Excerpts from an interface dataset

============================================================

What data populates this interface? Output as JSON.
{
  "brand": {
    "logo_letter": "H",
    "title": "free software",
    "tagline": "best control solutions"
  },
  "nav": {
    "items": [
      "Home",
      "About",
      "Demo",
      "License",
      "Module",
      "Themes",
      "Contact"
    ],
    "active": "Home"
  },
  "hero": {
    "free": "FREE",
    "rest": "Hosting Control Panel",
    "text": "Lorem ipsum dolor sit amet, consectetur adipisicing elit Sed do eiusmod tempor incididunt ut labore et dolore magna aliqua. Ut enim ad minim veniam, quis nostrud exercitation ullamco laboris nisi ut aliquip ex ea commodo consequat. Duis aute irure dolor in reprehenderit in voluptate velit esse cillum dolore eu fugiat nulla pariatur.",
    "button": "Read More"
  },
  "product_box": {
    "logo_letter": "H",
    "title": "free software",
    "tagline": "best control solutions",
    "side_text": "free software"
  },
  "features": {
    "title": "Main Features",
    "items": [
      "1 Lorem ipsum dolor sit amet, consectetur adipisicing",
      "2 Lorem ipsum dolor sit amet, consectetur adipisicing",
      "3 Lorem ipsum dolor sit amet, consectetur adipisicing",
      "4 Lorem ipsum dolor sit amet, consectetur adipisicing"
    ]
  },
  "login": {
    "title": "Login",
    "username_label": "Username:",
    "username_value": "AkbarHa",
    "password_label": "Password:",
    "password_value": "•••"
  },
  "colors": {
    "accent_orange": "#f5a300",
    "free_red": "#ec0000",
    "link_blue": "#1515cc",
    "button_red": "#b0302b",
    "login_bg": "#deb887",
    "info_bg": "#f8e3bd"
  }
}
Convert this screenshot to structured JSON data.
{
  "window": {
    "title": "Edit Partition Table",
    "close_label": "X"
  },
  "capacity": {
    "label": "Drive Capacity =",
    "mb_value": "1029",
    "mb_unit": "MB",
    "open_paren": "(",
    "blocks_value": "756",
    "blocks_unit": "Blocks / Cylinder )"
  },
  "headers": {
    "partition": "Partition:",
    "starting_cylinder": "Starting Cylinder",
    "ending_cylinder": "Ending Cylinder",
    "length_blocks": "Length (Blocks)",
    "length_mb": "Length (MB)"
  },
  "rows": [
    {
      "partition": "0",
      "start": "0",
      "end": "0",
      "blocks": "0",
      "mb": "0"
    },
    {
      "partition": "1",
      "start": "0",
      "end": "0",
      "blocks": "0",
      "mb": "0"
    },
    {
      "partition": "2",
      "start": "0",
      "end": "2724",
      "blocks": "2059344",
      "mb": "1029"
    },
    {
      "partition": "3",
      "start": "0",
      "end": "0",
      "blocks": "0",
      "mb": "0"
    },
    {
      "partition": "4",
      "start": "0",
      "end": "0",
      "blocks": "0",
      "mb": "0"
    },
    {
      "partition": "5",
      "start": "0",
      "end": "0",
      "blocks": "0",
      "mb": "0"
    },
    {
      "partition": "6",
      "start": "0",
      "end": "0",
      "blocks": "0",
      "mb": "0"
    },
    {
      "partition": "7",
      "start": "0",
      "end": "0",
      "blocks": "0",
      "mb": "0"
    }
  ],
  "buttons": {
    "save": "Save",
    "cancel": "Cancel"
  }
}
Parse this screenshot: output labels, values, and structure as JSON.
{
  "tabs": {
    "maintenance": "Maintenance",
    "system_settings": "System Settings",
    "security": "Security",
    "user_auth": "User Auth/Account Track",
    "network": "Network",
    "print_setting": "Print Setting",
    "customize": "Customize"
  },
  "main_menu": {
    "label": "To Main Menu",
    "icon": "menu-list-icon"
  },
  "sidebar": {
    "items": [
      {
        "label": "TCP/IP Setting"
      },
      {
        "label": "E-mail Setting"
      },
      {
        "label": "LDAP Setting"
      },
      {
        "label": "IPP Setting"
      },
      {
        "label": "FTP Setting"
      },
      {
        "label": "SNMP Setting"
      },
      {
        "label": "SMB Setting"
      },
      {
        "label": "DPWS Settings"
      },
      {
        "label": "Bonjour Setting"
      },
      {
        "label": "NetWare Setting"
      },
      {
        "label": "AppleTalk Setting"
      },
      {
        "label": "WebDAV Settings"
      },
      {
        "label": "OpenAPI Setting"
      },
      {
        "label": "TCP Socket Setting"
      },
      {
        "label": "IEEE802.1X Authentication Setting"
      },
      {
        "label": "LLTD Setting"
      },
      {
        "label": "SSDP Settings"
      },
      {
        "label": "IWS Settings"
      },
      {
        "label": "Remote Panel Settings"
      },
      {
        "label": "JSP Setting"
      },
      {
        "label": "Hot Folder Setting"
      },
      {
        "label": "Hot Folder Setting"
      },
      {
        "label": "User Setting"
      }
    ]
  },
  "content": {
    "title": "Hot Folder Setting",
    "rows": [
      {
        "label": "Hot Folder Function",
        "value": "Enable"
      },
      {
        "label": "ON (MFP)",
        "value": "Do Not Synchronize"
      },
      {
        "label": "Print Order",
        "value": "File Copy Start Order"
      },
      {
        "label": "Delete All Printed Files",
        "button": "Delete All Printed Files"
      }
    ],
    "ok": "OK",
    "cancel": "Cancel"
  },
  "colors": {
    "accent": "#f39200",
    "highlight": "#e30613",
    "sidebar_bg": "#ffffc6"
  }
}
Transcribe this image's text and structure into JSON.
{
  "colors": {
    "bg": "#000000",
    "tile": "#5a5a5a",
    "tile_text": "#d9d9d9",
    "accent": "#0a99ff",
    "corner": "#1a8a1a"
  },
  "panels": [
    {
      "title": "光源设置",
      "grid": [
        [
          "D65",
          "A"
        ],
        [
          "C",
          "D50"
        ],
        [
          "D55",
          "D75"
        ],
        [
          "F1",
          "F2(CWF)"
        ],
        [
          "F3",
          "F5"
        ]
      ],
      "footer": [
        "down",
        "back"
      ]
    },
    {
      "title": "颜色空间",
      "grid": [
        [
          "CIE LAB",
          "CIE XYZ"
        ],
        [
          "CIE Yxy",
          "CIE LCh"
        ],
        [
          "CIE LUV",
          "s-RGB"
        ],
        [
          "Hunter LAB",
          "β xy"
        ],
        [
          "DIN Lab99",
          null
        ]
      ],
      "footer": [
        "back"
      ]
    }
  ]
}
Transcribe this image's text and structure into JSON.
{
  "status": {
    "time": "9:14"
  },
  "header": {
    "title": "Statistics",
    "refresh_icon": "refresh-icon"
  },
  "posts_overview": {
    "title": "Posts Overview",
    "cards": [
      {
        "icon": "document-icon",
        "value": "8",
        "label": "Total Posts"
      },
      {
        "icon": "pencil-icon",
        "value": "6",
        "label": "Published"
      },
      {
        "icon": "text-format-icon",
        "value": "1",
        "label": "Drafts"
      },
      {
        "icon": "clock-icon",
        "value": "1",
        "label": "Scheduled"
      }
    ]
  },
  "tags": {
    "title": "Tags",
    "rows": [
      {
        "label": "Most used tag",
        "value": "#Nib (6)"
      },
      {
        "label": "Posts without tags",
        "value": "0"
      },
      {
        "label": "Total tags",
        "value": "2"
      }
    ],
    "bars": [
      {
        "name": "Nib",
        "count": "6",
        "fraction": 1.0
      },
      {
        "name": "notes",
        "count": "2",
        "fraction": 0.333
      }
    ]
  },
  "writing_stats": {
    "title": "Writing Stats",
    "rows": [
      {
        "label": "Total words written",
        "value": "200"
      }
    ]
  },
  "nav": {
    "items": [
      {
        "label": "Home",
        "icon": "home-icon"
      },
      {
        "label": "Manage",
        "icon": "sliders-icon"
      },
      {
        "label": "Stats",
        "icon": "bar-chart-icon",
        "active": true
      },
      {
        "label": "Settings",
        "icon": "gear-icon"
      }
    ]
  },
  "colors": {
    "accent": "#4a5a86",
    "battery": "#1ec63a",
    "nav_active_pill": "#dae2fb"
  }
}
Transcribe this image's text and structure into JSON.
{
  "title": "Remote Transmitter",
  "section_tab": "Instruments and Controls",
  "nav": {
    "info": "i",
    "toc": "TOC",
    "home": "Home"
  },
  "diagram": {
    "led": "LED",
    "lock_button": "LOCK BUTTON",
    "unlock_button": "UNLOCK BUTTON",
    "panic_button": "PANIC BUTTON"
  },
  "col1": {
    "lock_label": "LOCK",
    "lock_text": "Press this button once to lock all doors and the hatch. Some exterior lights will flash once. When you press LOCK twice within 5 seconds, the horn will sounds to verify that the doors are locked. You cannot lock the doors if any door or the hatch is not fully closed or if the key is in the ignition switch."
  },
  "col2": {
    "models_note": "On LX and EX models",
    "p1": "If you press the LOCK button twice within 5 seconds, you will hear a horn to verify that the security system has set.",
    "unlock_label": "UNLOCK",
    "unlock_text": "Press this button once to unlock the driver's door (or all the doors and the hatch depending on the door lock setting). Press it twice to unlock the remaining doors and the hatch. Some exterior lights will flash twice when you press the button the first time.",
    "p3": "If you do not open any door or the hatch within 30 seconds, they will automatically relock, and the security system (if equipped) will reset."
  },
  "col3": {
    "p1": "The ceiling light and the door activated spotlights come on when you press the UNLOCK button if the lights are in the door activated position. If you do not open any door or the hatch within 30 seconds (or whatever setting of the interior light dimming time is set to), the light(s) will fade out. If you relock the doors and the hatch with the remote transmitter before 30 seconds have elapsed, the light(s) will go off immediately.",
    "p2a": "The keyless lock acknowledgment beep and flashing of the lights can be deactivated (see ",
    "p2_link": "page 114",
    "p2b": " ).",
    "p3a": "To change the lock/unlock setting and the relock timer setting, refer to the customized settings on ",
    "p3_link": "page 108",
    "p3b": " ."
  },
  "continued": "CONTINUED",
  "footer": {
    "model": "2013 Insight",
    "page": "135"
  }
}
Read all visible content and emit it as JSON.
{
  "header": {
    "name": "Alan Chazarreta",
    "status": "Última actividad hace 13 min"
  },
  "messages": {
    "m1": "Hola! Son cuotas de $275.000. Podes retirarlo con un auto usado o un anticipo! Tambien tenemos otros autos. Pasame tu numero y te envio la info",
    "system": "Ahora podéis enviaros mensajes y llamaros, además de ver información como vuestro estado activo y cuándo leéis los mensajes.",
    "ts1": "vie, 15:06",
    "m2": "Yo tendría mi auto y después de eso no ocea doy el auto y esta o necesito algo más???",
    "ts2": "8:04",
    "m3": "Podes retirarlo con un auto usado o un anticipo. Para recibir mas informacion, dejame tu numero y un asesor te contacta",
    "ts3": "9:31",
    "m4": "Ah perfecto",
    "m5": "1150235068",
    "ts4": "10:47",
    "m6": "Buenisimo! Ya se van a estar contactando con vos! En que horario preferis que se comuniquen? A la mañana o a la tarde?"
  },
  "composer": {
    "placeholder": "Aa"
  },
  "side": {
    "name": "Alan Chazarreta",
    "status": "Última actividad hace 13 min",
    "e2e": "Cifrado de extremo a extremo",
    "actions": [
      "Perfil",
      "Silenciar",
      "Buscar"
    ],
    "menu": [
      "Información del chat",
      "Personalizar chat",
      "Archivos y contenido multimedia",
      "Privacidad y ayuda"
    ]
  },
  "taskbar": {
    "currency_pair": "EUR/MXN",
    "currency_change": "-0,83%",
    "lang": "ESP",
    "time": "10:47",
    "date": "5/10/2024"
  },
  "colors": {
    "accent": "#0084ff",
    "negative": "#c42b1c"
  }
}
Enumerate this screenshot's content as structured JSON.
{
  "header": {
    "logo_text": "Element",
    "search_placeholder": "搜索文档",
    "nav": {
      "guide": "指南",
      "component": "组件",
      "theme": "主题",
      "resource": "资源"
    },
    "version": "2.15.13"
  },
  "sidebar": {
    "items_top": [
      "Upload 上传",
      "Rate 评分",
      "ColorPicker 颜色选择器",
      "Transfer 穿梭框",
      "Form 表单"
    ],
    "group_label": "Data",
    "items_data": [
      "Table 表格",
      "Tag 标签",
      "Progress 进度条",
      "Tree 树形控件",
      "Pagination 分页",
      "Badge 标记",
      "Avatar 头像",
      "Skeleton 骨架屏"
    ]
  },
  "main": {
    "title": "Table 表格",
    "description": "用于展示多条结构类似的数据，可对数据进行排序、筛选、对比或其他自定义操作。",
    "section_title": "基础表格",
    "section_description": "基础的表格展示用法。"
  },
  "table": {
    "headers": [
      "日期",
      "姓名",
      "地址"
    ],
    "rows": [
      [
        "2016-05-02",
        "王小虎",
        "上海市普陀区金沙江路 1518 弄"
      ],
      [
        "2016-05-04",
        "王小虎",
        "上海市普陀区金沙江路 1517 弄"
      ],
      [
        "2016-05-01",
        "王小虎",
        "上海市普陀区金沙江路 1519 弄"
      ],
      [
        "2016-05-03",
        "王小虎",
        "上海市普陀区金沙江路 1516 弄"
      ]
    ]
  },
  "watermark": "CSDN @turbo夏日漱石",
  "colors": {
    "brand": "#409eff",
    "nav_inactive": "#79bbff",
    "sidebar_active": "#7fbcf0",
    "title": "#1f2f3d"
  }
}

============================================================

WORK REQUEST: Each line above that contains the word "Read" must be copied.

EXERCISE OUTPUT:
    "button": "Read More"
Read all visible content and emit it as JSON.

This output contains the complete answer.